# Can the number of columns be less than the dimension? I don't see how $$k < m$$ can possibly occur in part (b).

Imagine $$X \in R^{n, k}$$ describes a matrix for the vectors $$x^1$$ to $$x^K$$.

$$m = \dim( span(S)) \leq \min(n,k)$$

Then if $$k < m$$ in part (b), then $$k < m \leq \min(n,k)$$. This inequality chain is impossible.

Imagine n = 100, k = 10.

Then, $$10 < m \leq \min(100, 10)$$

$$10 < m \leq 10$$

m cannot be equal to 10, because $$10 < 10$$ is impossible, and m cannot be less than 10, because $$10 < m < 10$$ is impossible.

What's going on?

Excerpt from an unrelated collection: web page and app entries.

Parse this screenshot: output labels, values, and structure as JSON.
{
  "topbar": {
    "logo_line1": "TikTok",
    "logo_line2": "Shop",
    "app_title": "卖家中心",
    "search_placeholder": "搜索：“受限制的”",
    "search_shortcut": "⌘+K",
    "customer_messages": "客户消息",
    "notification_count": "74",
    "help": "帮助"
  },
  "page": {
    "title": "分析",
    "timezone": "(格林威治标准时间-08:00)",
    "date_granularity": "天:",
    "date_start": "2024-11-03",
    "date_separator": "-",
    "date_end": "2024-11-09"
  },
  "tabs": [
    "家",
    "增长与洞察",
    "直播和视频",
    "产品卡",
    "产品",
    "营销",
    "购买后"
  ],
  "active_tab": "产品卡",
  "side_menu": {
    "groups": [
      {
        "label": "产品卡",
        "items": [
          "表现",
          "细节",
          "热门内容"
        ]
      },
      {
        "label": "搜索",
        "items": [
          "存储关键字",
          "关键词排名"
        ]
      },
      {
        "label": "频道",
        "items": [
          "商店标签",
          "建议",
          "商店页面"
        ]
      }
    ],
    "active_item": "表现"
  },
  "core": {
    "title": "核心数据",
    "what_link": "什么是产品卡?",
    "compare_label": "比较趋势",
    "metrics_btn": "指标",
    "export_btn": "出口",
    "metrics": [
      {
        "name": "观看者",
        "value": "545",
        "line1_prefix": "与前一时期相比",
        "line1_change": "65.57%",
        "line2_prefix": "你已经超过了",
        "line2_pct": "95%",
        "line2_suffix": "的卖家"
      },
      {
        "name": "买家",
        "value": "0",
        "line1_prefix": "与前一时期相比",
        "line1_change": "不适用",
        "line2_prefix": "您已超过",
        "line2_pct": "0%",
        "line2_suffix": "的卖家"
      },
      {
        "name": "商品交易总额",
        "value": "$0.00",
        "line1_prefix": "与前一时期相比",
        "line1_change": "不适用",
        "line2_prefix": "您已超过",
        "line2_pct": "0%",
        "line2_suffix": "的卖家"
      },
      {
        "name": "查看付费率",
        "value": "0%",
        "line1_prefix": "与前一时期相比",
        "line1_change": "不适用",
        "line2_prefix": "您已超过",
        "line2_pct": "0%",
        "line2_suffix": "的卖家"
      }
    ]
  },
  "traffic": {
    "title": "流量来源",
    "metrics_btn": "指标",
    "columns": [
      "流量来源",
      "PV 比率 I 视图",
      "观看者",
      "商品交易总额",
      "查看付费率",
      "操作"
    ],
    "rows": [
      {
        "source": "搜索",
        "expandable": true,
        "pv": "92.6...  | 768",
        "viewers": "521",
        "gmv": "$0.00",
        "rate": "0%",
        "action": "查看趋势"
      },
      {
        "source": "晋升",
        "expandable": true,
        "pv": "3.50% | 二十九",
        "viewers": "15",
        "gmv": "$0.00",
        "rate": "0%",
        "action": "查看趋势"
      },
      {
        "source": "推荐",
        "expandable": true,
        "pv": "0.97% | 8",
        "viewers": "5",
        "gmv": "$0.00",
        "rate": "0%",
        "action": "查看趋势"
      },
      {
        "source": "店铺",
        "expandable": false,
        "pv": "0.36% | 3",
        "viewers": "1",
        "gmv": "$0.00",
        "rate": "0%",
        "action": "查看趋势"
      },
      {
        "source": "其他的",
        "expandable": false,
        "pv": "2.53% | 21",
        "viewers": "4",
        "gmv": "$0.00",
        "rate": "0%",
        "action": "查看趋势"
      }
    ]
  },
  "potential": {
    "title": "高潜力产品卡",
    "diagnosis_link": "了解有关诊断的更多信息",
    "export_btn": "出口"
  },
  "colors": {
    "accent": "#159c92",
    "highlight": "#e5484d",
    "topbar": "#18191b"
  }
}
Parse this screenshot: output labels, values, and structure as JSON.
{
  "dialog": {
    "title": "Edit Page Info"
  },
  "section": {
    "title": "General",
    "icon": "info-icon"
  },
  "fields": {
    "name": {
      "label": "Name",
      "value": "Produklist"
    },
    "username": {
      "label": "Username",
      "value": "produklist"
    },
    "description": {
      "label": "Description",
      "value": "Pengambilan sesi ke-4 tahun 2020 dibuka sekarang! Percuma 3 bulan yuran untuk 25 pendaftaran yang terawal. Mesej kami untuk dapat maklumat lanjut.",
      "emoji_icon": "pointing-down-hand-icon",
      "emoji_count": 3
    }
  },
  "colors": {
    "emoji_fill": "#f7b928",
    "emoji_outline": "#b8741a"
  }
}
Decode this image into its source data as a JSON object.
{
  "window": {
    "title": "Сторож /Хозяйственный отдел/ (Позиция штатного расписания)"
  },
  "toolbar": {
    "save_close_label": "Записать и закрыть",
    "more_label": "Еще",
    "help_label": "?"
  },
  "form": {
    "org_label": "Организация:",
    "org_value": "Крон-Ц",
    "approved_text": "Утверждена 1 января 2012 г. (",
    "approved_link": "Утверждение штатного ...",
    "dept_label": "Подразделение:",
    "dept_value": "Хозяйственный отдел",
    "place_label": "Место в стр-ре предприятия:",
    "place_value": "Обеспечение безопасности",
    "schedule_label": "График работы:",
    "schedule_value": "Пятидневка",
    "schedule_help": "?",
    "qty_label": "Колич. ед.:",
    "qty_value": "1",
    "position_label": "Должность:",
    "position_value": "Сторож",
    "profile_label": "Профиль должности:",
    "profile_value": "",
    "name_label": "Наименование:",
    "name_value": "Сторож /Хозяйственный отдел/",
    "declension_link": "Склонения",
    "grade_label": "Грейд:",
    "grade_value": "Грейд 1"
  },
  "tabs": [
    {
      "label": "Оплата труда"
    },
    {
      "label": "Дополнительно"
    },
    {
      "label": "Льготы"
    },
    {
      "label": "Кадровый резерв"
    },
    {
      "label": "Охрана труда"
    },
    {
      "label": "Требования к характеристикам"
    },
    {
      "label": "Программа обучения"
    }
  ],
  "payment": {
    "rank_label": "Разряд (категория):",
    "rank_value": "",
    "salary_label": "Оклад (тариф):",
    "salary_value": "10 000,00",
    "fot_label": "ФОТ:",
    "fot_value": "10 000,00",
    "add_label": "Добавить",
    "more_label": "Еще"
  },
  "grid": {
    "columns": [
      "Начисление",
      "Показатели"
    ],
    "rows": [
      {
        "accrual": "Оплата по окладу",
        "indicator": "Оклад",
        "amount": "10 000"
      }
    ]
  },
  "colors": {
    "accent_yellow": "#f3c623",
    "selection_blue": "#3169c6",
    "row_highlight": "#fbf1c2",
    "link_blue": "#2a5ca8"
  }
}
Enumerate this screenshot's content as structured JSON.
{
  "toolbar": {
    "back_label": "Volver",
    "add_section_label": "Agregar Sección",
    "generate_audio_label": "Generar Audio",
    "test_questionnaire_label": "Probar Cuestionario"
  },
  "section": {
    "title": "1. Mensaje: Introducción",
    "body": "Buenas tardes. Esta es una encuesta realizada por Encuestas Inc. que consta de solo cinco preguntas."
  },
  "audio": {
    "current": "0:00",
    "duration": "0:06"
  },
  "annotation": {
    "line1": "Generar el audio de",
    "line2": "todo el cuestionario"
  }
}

• You are confusing $k$ with $K$. Your $X \in R^{n, K}$ and $m \leq \min(n,K)$, while $k$ can be anything. Even $1$ if you just take the first vector, or $0$ if you take none. – Conifold Sep 16 at 5:27
• @Conifold The proof is not complete to me. Why is it not possible that you must take linear combinations of $x_1, ..., x_K$ to generate the basis of size m? Why are we guaranteed to be able to just pick from $x_K$ without any linear combinations? – user3180 Sep 16 at 7:12
• Because, by induction, you can pick $m$ linearly independent vectors by adding $m-k$ from the remaining ones. And any $m$ linearly independent vectors in a subspace of dimension $m$ are its basis. – Conifold Sep 16 at 7:42
• I agree the problem might be the confusion between $k, K$. This is very bad pedagogy... – iarbel84 Sep 16 at 8:47